But what we'll actually expect in June, though, are a lot of perhaps victim impact statements. Remember, there were very gruesome details that were said about what he did, his involvement in murder, his infamous gold-plated assault rifle, his diamond-encrusted gun. But he hasn't been charged for murder. None of the charges actually include murder.

KEILAR: So this will be -- this will be the moment that we hear that. That's going to be --

COATES: You may hear from victims. We talk about what the impact of this enterprise has been.

KEILAR: It's stunning.

COATES: The trafficking. The grand -- the reach of his billion-dollar enterprise. I mean, remember, this is a man who was speaking very clearly to Sean Penn a couple years ago, giving an interview about how he was able to be the person who produced the most heroin, cocaine, marijuana, methamphetamine in the entire world. I mean he's been on "Forbes" about this very issue.

So expect to have a judge look at all the details about the enterprise, about the trafficking, the extent of the violence that was involved in that. That will all be a part of the decision-making process. But he has at least a lifetime and it's probably consecutive.


Laura Coates, thank you so much. Thank you to our producer Sonia Moghe as well.

And we have more on our other breaking news.

President Trump finally responds to the bipartisan border deal and he says he's not happy. Next, I'll be speaking live with the deputy head of ICE. Does he think the president should take this deal?


[13:27:54] KEILAR: Congressional negotiators have a deal on border security, but now it's going to be up to the president whether this deal lives or dies. One key sticking point in the negotiations was the funding level for ICE, which is Immigrations and Customs Enforcement.

And we have Matt Albence, the acting deputy director of ICE, with us here.

So you're also the executive associate director for enforcement and removal operations. You've been with ICE for 24 years?

MATT ALBENCE, ACTING DEPUTY DIRECTOR, ICE: Twenty-four years, yes, ma'am.

KEILAR: All right, so you know -- you know about this. This has been your entire career.

So the deal is looking -- and I know you haven't seen the details, so I know that, but the deal is looking to give ICE a little more flexibility when it comes to funding. In the end, there would actually be an increase in funding that would allow the number of beds to increase, maybe as high as 60,000 people in detention centers. That's obviously a jump from what you have right now.

What -- what do you think about that?

ALBENCE: I think that provision holds promise. I think giving ICE the ability and the flexibility to manage its beds as it needs to meet the operational requirements of both our detention needs and those of the individuals arrested at the border is critical to this process.

The biggest concern that ICE had all along with this was the artificial cap that was trying to be placed on the number of beds that could be utilized for interior arrests. That creates a defined, definite public safety risk.
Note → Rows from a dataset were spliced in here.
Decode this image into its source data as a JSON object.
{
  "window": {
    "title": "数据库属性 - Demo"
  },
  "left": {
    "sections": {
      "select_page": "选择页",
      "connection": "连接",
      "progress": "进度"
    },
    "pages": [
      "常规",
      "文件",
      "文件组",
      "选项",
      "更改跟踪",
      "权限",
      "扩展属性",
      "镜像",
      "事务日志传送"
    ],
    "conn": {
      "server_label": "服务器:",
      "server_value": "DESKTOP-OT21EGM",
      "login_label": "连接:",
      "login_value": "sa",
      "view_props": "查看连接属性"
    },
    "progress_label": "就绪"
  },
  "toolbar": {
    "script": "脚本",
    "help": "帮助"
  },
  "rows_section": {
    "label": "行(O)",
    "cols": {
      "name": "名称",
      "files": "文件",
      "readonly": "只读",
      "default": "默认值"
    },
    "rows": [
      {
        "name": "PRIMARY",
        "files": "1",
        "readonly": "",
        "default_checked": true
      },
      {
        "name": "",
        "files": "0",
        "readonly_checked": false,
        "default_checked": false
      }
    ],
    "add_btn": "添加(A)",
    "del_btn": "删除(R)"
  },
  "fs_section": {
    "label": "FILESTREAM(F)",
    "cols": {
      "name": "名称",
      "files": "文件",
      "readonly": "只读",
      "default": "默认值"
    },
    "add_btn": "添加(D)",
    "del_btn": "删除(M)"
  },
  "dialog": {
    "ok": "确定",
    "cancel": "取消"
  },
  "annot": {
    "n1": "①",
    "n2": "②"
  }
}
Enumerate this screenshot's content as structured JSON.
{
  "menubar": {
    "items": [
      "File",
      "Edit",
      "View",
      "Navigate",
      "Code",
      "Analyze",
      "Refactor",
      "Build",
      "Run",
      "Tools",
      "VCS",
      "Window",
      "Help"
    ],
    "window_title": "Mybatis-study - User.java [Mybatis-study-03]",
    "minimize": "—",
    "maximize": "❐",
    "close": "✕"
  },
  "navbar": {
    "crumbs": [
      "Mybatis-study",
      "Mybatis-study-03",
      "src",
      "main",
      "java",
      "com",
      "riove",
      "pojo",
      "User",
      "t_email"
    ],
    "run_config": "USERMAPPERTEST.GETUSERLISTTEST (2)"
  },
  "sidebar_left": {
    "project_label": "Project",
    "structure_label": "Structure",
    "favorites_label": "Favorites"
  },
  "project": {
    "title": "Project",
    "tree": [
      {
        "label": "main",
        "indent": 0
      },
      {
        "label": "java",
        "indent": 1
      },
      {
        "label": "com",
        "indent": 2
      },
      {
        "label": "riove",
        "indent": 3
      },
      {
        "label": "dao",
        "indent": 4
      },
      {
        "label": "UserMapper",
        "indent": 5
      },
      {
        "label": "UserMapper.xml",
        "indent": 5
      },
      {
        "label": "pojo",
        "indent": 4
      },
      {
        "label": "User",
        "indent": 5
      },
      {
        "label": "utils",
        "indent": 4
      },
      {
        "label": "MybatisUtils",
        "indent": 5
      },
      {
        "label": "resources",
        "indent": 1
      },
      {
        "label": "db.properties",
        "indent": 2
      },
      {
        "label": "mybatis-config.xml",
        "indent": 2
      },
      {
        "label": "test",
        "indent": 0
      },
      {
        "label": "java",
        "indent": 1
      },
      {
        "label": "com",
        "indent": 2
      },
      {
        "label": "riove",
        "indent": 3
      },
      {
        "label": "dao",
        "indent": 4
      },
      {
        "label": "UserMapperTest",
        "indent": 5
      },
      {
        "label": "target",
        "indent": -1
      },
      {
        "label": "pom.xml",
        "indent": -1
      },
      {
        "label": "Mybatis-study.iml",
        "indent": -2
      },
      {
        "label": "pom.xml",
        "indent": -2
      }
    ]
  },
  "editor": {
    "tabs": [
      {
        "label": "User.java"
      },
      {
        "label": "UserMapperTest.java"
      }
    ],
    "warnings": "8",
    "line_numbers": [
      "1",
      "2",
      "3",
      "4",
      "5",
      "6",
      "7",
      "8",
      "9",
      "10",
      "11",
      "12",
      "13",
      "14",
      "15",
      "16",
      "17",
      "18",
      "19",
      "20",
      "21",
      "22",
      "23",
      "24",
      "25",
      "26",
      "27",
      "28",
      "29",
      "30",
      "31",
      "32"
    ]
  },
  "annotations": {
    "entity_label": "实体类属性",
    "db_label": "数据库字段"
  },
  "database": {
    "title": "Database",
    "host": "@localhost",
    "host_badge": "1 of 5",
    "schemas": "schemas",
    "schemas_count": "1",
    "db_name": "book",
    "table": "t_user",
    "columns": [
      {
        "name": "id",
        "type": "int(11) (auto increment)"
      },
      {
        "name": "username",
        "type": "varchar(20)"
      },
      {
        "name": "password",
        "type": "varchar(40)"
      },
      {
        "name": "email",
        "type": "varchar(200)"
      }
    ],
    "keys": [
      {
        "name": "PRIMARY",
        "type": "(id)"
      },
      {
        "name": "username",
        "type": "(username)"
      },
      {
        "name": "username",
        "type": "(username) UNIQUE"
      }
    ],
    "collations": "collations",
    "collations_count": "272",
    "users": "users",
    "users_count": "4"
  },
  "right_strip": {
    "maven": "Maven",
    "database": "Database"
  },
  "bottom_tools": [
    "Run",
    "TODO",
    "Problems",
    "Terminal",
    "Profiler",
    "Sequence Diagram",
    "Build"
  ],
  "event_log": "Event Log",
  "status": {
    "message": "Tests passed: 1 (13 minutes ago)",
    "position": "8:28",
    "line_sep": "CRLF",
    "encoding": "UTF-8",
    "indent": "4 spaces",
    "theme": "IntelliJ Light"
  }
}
And that's something that we just cannot have.

KEILAR: So if you don't have that, then is that a provision that is something, with your expertise, you could stand behind and you could say to the president, this fits our needs?

ALBENCE: I would say, for that provision, with regard to the detention, that we have gotten over that hurdle if there are no limitation on how ICE manages its beds and we are funded to get the number of beds that we actually need, for this provision, yes, I think we're good. What else is in that -- contained in that, I don't know, and there could be other things that are problematic.

KEILAR: Do you feel that ICE has been heard from lawmakers and from the White House? Have lawmakers consulted with you? Has the White House consulted with you on this?

ALBENCE: Well, we certainly work with individuals on The Hill and in the White House on a day to day basis. I'm obviously an operator. I'm a career law enforcement official. I'm not involved in the political spectrum. But they certainly have come to us for our opinions with regard to what the impact of any certain legislation may be.